■ PROBLEM
Print all of the data exactly as written.

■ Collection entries
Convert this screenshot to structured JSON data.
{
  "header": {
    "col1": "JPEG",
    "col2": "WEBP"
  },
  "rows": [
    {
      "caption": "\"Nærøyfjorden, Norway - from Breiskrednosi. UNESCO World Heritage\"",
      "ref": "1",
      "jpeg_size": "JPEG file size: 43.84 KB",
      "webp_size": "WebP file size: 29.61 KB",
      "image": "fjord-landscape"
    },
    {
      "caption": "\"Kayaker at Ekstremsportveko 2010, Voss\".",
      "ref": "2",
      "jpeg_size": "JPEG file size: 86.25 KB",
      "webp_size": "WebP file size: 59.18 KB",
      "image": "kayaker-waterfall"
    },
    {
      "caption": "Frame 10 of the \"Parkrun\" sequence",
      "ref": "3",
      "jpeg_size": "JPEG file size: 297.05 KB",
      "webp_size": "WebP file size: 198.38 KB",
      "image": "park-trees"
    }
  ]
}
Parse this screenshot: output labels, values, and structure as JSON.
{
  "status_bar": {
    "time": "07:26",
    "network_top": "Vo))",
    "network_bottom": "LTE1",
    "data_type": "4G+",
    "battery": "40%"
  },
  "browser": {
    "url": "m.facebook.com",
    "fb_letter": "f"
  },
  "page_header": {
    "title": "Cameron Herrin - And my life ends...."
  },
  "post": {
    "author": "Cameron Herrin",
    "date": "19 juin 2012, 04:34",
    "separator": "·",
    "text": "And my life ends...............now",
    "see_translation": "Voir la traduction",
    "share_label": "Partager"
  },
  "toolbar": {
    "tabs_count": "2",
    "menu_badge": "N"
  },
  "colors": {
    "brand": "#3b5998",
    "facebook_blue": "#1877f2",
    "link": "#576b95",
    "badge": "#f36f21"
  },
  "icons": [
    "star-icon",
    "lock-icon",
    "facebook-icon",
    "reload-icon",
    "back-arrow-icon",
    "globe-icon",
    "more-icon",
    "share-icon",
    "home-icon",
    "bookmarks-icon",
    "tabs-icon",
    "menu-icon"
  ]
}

■ COMPLETED TASK
Convert this screenshot to structured JSON data.
{
  "header": {
    "col1": "JPEG",
    "col2": "WEBP"
  },
  "rows": [
    {
      "caption": "\"Nærøyfjorden, Norway - from Breiskrednosi. UNESCO World Heritage\"",
      "ref": "1",
      "jpeg_size": "JPEG file size: 43.84 KB",
      "webp_size": "WebP file size: 29.61 KB",
      "image": "fjord-landscape"
    },
    {
      "caption": "\"Kayaker at Ekstremsportveko 2010, Voss\".",
      "ref": "2",
      "jpeg_size": "JPEG file size: 86.25 KB",
      "webp_size": "WebP file size: 59.18 KB",
      "image": "kayaker-waterfall"
    },
    {
      "caption": "Frame 10 of the \"Parkrun\" sequence",
      "ref": "3",
      "jpeg_size": "JPEG file size: 297.05 KB",
      "webp_size": "WebP file size: 198.38 KB",
      "image": "park-trees"
    }
  ]
}
Parse this screenshot: output labels, values, and structure as JSON.
{
  "status_bar": {
    "time": "07:26",
    "network_top": "Vo))",
    "network_bottom": "LTE1",
    "data_type": "4G+",
    "battery": "40%"
  },
  "browser": {
    "url": "m.facebook.com",
    "fb_letter": "f"
  },
  "page_header": {
    "title": "Cameron Herrin - And my life ends...."
  },
  "post": {
    "author": "Cameron Herrin",
    "date": "19 juin 2012, 04:34",
    "separator": "·",
    "text": "And my life ends...............now",
    "see_translation": "Voir la traduction",
    "share_label": "Partager"
  },
  "toolbar": {
    "tabs_count": "2",
    "menu_badge": "N"
  },
  "colors": {
    "brand": "#3b5998",
    "facebook_blue": "#1877f2",
    "link": "#576b95",
    "badge": "#f36f21"
  },
  "icons": [
    "star-icon",
    "lock-icon",
    "facebook-icon",
    "reload-icon",
    "back-arrow-icon",
    "globe-icon",
    "more-icon",
    "share-icon",
    "home-icon",
    "bookmarks-icon",
    "tabs-icon",
    "menu-icon"
  ]
}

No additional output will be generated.